How an Outside Influence Acts as a Powerful Force
Within ‘Othello’ Iago appears cunning, the confidence he has allows him to act as an outside force manipulating the relationship between Othello and Desdemona.The interpretations of the outside influence are questionable throughout the three texts.The issue in ‘The Great Gatsby’ of whether Jay Gatsby corrupts Daisy and Tom Buchanan’s marriage because he loves her or whether she is a material desire; and whether Jed’s mental state or Joe’s rationality in ‘Enduring Love’ is to blame for the corruption between the contemporary couple, Joe and Clarissa.
Iago’s ability to observe allows him to gain control of Othello and seek revenge.
Whether this is for the goodness of his community or due to jealousy is unknown. However, through language, form and structure it is clear that a gradual decay in both love and morals takes place. Iago’s performance creates the impression that he is a heartless character as no true friendship, love or morals are shown. “I am not what I am”, he is a devious onlooker who aims to destruct happiness, yet the reason for this remains uncertain. Iago can be classified as an outside force due to his dishonesty and cruel intentions, which often only the audience is aware of due to his mysterious actions. Beware my lord of jealousy; it is the green-eyed monster”. The audience is positioned to understand that William Shakespeare is presenting irony as Iago is warning others of jealousy, when perhaps he is tied down by his own. Utilising personification also foreshadows the cruel intention Iago has to damage the contentment in Othello’s life. A clever choice of words allows Iago to deliver the impression that he is a loyal and honest man. Throughout the play he sets the stage to ensure Othello and Desdemona’s relationship becomes corrupt, denying himself of any responsibility.
This contrasts to Jed Parry in ‘Enduring Love’. Lead by his belief in God, a strong emotional attachment is made with Joe, one which Jed is persistently honest about. With the belief that God “has sent me to you” Jed ignores Joe’s resistance and does not seek revenge, instead rejection brings him closer to Joe. This categorises Jed as a contemporary villain, as he goes against traditional values of a villain. Perhaps, due to Iago conforming to the conventional idea of a Shakespearian villain, the reader may classify him as a more effective outside.

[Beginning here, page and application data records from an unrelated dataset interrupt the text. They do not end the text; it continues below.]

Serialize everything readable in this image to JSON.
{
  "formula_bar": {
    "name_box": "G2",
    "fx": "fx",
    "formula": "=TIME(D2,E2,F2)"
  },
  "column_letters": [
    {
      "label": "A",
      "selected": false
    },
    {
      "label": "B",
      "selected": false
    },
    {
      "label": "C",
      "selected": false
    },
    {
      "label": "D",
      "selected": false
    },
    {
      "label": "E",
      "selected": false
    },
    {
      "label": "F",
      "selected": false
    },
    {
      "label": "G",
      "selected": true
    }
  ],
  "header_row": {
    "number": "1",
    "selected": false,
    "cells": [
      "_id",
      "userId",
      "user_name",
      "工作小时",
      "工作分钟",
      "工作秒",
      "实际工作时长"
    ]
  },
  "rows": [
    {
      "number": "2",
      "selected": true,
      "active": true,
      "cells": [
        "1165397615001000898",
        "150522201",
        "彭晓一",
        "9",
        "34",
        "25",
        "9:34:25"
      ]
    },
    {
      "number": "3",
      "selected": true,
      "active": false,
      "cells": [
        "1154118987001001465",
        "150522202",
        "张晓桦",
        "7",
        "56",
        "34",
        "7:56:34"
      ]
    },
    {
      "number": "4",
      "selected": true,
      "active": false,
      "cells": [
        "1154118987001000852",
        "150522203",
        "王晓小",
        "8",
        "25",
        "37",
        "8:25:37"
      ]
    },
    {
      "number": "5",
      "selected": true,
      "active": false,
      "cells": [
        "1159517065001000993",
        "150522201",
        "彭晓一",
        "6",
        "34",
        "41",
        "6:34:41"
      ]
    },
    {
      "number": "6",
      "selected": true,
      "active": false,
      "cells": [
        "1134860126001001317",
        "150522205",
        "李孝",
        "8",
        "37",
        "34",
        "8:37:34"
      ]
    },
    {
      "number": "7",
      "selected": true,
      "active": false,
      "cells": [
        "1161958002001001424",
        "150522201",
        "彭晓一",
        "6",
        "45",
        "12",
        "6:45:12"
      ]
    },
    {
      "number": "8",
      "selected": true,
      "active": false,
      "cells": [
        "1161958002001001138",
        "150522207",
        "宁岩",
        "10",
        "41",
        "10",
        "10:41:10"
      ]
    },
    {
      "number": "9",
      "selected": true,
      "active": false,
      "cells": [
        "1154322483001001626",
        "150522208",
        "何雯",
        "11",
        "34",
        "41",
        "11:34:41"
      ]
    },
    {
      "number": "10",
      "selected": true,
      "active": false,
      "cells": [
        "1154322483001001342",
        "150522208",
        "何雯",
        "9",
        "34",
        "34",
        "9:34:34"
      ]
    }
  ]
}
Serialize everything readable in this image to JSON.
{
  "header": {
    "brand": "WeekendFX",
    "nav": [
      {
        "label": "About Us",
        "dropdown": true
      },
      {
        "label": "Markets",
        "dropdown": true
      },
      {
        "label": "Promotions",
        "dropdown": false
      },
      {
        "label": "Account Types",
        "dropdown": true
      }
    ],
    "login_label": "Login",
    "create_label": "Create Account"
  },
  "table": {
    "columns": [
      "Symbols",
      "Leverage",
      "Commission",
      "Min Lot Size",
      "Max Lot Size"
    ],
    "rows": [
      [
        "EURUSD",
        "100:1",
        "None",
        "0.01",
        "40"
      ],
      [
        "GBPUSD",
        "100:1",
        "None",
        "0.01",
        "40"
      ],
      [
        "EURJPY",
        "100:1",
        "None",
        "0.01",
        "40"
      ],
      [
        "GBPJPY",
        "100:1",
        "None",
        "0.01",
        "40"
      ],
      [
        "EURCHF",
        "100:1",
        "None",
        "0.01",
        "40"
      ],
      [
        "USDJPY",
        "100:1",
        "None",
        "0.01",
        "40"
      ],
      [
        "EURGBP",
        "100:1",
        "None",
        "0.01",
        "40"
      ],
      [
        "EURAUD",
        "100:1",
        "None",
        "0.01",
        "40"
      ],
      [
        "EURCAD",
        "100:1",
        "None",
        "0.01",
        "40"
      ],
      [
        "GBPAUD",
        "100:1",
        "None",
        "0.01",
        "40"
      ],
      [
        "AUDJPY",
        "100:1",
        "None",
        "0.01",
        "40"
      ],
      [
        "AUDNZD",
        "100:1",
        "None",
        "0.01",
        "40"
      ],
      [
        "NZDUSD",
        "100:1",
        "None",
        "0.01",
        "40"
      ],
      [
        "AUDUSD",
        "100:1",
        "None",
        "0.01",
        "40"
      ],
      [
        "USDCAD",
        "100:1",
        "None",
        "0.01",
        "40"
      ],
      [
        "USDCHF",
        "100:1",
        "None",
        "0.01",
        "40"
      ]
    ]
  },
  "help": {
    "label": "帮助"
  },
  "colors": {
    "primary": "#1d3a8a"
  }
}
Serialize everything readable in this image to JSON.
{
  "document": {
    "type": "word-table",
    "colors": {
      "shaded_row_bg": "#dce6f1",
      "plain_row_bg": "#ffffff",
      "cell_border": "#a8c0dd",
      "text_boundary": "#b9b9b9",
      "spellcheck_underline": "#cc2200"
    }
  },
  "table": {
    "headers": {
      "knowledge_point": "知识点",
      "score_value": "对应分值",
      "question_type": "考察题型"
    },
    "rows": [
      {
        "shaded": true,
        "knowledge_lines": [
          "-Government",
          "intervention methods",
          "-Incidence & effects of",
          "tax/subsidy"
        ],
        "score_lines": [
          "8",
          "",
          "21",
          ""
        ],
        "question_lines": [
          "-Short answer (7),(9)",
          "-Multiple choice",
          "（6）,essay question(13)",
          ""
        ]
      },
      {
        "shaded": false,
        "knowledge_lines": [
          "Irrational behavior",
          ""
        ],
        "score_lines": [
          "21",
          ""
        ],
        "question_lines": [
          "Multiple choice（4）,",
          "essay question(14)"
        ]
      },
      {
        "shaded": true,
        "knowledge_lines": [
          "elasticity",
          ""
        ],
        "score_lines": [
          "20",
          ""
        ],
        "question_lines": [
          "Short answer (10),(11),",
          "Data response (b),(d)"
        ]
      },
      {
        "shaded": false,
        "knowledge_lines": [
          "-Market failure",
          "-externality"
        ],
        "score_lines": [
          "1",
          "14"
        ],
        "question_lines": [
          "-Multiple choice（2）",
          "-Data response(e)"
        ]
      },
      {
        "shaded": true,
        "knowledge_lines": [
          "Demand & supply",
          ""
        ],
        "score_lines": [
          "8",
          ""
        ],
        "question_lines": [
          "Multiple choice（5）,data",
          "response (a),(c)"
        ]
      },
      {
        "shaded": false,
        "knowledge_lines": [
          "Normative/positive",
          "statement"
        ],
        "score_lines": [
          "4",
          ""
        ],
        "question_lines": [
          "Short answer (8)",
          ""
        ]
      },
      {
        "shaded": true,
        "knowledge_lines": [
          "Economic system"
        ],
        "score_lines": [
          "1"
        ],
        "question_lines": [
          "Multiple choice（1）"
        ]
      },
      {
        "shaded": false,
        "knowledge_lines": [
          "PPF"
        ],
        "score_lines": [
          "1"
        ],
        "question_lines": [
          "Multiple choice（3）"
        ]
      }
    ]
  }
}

He places himself outside of situations; he observes, manipulates and watches Othello crumble. Whereas Enduring Love presents a contemporary villain who moves beyond traditional expectations of causing unhappiness; bitterness is replaced with calm tones, “Love has given me new eyes, I see with such clarity, in such detail”. Jed’s bizarre approach arguably challenges the reader more than Iago’s evasive behaviour. Written in 1603, ‘Othello’ touched upon a major issue in Europe of this time period; the intermingling of Muslim religion and culture with the West.
Ironically, Othello is sent to protect the Venetians from the influence of Muslim Turks even though he is ‘the Moor’. Iago uses the issue of Othello’s race to present him as a misfit; “Awake the snorting citizens with the bell, or else the devil will make a grandsire of you”. Shakespeare plays on 16th century beliefs through the symbolism of the “devil”. It was thought that often the devil took the shape and form of a black man. Insensitive words corrupt Othello’s reputation of “valiant”. Othello has determination, loyalty and commitment towards his “gentle Desdemona”.
This causes him to resist 16th century attitudes tawards race. “Let him do his spite…I love thee gentle Desdemona”. Repelling obstacles is key to achieving an idyllic relationship. Jay Gatsby is similar to Othello, not in race, but due to issues of social class. Jay Gatsby represents the ‘new’ rich from West Egg, he lacks social connections so he flaunts his wealth. This is an issue F. Scott Fitzgerald mocks throughout, as this novel presents a social commentary upon the corrupt state of materialism in the 1920’s.
Fitzgerald uses many references to time throughout the novel. Fitzgerald delivers the message that everything in this lifestyle is temporary– emotions, actions, parties, or feelings, because they are all fuelled through material objects. | Nick Carraway, the narrator describes Jay Gatsby as, “running down like an over-wound clock”. The simile signifies both Gatsby’s consuming desire to stop time and his inability to do so. This may be the reason why he is selfish in pursuing Daisy as he has no respect for Tom, who lives in East Egg, a place for the established upper class.